In the second, larger pot, I simmered pomegranate exhaust bath along with some spent leaves from previous dyeing. I rolled the Tahari top with loropetalum, plum and smokebush leaves. The GAP T-shirt was sprinkled with Japanese maple, rose and smoke bush leaves. Both pots simmered for an hour or so and then cooled overnight. The next morning, all fabric was removed from the dye pot
and allowed to rest. But because I am so
impatient, I did unroll the still wet sleeveless top first. I set aside the other two tops to dry, but couldn’t resist opening the GAP top later in the evening. The Tahari top was allowed to dry for two days, and then was unrolled.
How did they turn out? You can see from the
photos below. I am pleased and thrilled with the rebirth of my garments and am happily wearing all three–but not at the same time.
So many beautiful summer plants and flowers, so many possibilities for botanical printing! With my coreopsis in full bloom and a surprise gift of smokebush leaves from a Texan friend, I fired up the dye pot (turned on the gas stove) to experiment with a different kind of dye bath. Usually I use plain water to allow the plants to bring their own beauty to cloth, but this time I used pomegranate powder with a pinch of iron.
First I arranged a sandwich of cotton sheeting, homespun linen scrap, and a couple of small card stocks. Wrapped in a square, it was clamped and set in the dye pot.
I also rolled up a couple of copper pipes with various vintage linens and cloth scraps, using a few coreopsis and pink cosmos flowers, along with rose leaves. I threw in a couple of smokebush leaves for good measure, rolled with cotton string and added to the dye pot.
After boiling for an hour and letting sit overnight on my deck, I unrolled the next morning to find a variety of effects. I’m already thinking of the fun I will have with my next brew!
I incorporate natural dyeing with plants in many different types of fiber arts. I use mulberry silk skeins for hand-embroidery, wool roving for felting, silk ribbons and yarn for weaving. But I also enjoy “slow stitching,” and so it’s always good to have a small collection of cotton squares and crochet pieces for incorporating with free-form stitching projects, such as shown in these photos:
Cellulose fibers are treated differently from protein fibers when dyeing with natural plants. Mordanting involves several different processes, depending on your preferences. There are 2-step tannin/alum mordanting and 3-step involving tannin/alum and tannin again. Some folks I know use soda ash or calcium carbonate in their mordanting process. It all depends on preferences, water quality in your area and the types of dyeing you intend to do.

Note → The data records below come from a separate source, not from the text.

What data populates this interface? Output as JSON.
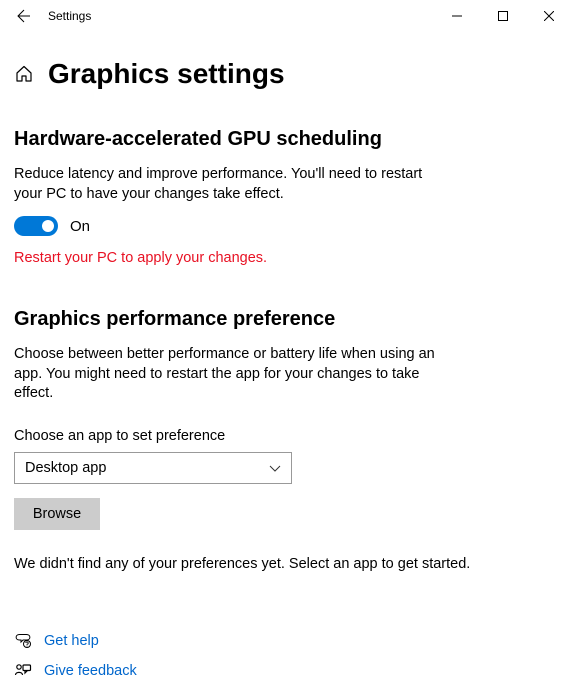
{
  "titlebar": {
    "title": "Settings"
  },
  "page": {
    "title": "Graphics settings"
  },
  "section1": {
    "heading": "Hardware-accelerated GPU scheduling",
    "description": "Reduce latency and improve performance. You'll need to restart your PC to have your changes take effect.",
    "toggle_on": true,
    "toggle_label": "On",
    "restart_msg": "Restart your PC to apply your changes."
  },
  "section2": {
    "heading": "Graphics performance preference",
    "description": "Choose between better performance or battery life when using an app. You might need to restart the app for your changes to take effect.",
    "field_label": "Choose an app to set preference",
    "dropdown_value": "Desktop app",
    "browse_label": "Browse",
    "empty_msg": "We didn't find any of your preferences yet. Select an app to get started."
  },
  "footer": {
    "help_label": "Get help",
    "feedback_label": "Give feedback"
  }
}
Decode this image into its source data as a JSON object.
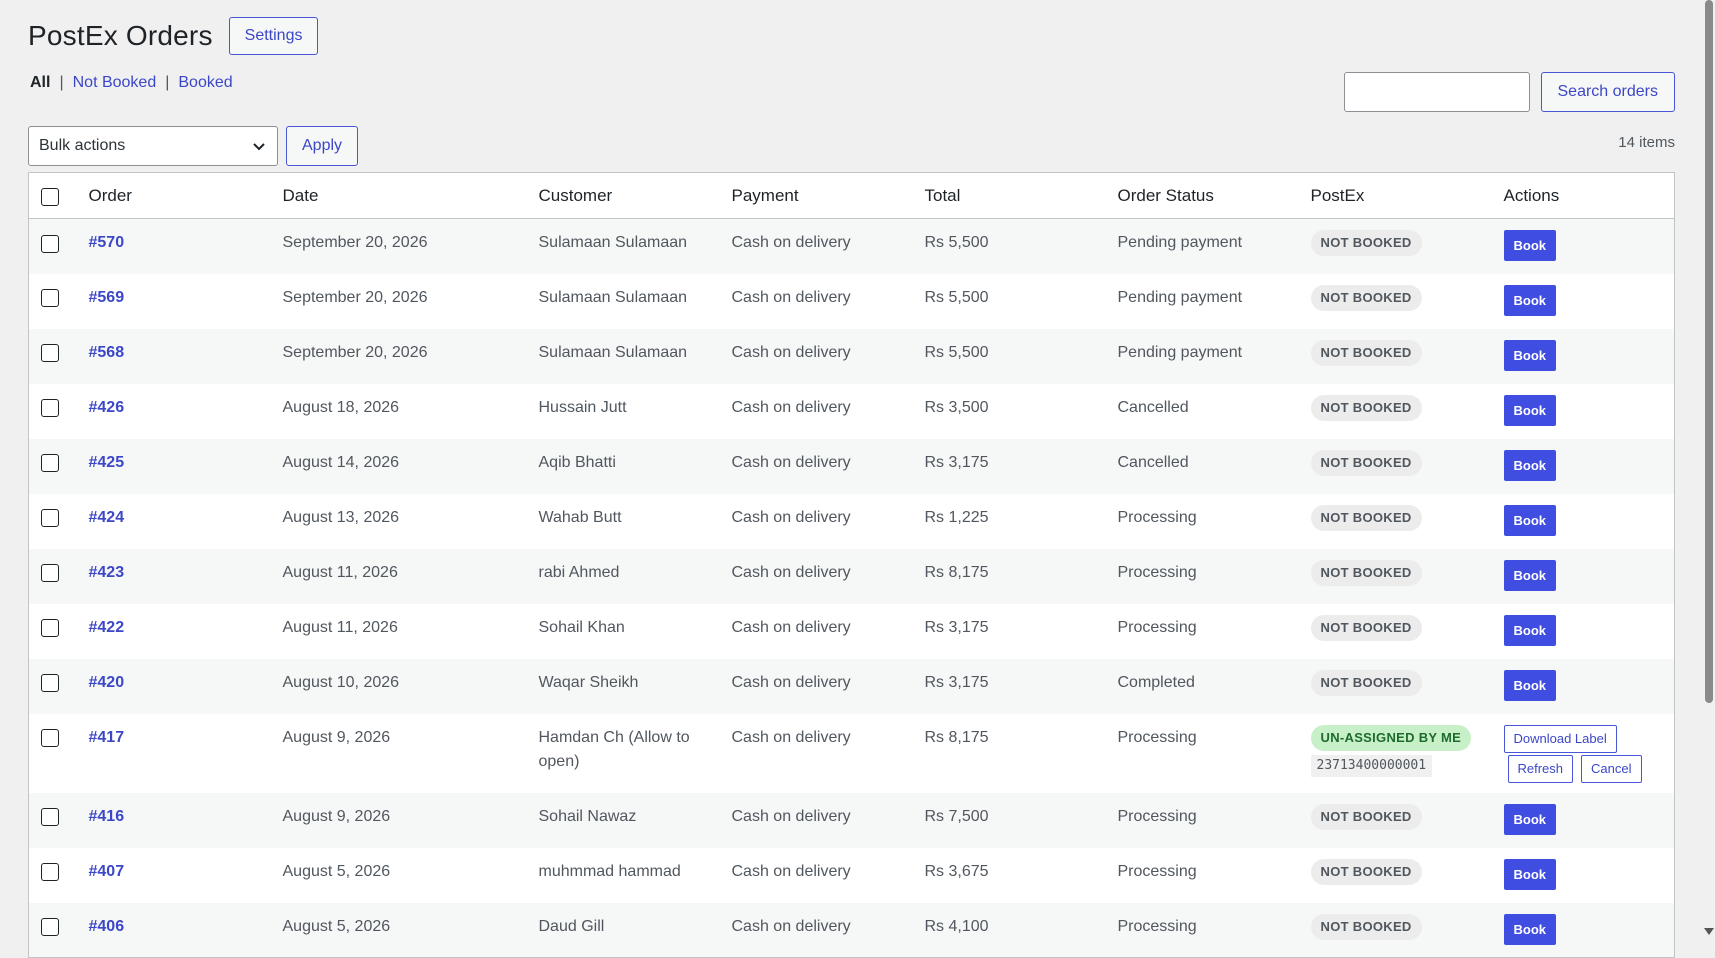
{
  "header": {
    "title": "PostEx Orders",
    "settings_label": "Settings"
  },
  "filters": [
    {
      "label": "All",
      "current": true
    },
    {
      "label": "Not Booked",
      "current": false
    },
    {
      "label": "Booked",
      "current": false
    }
  ],
  "search": {
    "value": "",
    "button_label": "Search orders"
  },
  "bulk": {
    "selected": "Bulk actions",
    "apply_label": "Apply",
    "items_count": "14 items"
  },
  "columns": [
    "Order",
    "Date",
    "Customer",
    "Payment",
    "Total",
    "Order Status",
    "PostEx",
    "Actions"
  ],
  "rows": [
    {
      "order": "#570",
      "date": "September 20, 2026",
      "customer": "Sulamaan Sulamaan",
      "payment": "Cash on delivery",
      "total": "Rs 5,500",
      "status": "Pending payment",
      "postex": "NOT BOOKED",
      "action": "Book"
    },
    {
      "order": "#569",
      "date": "September 20, 2026",
      "customer": "Sulamaan Sulamaan",
      "payment": "Cash on delivery",
      "total": "Rs 5,500",
      "status": "Pending payment",
      "postex": "NOT BOOKED",
      "action": "Book"
    },
    {
      "order": "#568",
      "date": "September 20, 2026",
      "customer": "Sulamaan Sulamaan",
      "payment": "Cash on delivery",
      "total": "Rs 5,500",
      "status": "Pending payment",
      "postex": "NOT BOOKED",
      "action": "Book"
    },
    {
      "order": "#426",
      "date": "August 18, 2026",
      "customer": "Hussain Jutt",
      "payment": "Cash on delivery",
      "total": "Rs 3,500",
      "status": "Cancelled",
      "postex": "NOT BOOKED",
      "action": "Book"
    },
    {
      "order": "#425",
      "date": "August 14, 2026",
      "customer": "Aqib Bhatti",
      "payment": "Cash on delivery",
      "total": "Rs 3,175",
      "status": "Cancelled",
      "postex": "NOT BOOKED",
      "action": "Book"
    },
    {
      "order": "#424",
      "date": "August 13, 2026",
      "customer": "Wahab Butt",
      "payment": "Cash on delivery",
      "total": "Rs 1,225",
      "status": "Processing",
      "postex": "NOT BOOKED",
      "action": "Book"
    },
    {
      "order": "#423",
      "date": "August 11, 2026",
      "customer": "rabi Ahmed",
      "payment": "Cash on delivery",
      "total": "Rs 8,175",
      "status": "Processing",
      "postex": "NOT BOOKED",
      "action": "Book"
    },
    {
      "order": "#422",
      "date": "August 11, 2026",
      "customer": "Sohail Khan",
      "payment": "Cash on delivery",
      "total": "Rs 3,175",
      "status": "Processing",
      "postex": "NOT BOOKED",
      "action": "Book"
    },
    {
      "order": "#420",
      "date": "August 10, 2026",
      "customer": "Waqar Sheikh",
      "payment": "Cash on delivery",
      "total": "Rs 3,175",
      "status": "Completed",
      "postex": "NOT BOOKED",
      "action": "Book"
    },
    {
      "order": "#417",
      "date": "August 9, 2026",
      "customer": "Hamdan Ch (Allow to open)",
      "payment": "Cash on delivery",
      "total": "Rs 8,175",
      "status": "Processing",
      "postex": "UN-ASSIGNED BY ME",
      "tracking": "23713400000001",
      "booked": true,
      "actions": [
        "Download Label",
        "Refresh",
        "Cancel"
      ]
    },
    {
      "order": "#416",
      "date": "August 9, 2026",
      "customer": "Sohail Nawaz",
      "payment": "Cash on delivery",
      "total": "Rs 7,500",
      "status": "Processing",
      "postex": "NOT BOOKED",
      "action": "Book"
    },
    {
      "order": "#407",
      "date": "August 5, 2026",
      "customer": "muhmmad hammad",
      "payment": "Cash on delivery",
      "total": "Rs 3,675",
      "status": "Processing",
      "postex": "NOT BOOKED",
      "action": "Book"
    },
    {
      "order": "#406",
      "date": "August 5, 2026",
      "customer": "Daud Gill",
      "payment": "Cash on delivery",
      "total": "Rs 4,100",
      "status": "Processing",
      "postex": "NOT BOOKED",
      "action": "Book"
    }
  ],
  "colors": {
    "accent": "#3f4de0",
    "link": "#3c47c7",
    "badge_green_bg": "#c8f0c8",
    "badge_green_text": "#1e6b2e",
    "badge_grey_bg": "#ececec"
  },
  "icons": {
    "select_chevron": "chevron-down-icon"
  }
}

I experimented with alum acetate and calcium carbonate as mordants in preparation for using a saved madder exhaust bath and a newly prepared pomegranate dye bath. My intention was to build up a larger collection of hand-dyed pieces for stitching projects, as well as having extras to trade with other fiber artists.
Here are the results of the madder exhaust. You can see in the photos where the dye “struck” first, leaving a variety of madder shades–from salmon to deep pink–almost red–and a hint of raspberry. I included cotton scraps as well as vintage cotton crochet pieces from my stash to be dyed.
My second dye pot contained pomegranate, which came out in the photo below a bit lighter than in reality. These pieces are also cotton, and may be over-dyed later with other plants or perhaps eco-printed as samples in future experiments.
In any case, the pieces are bagged and labeled and ready to be used or traded.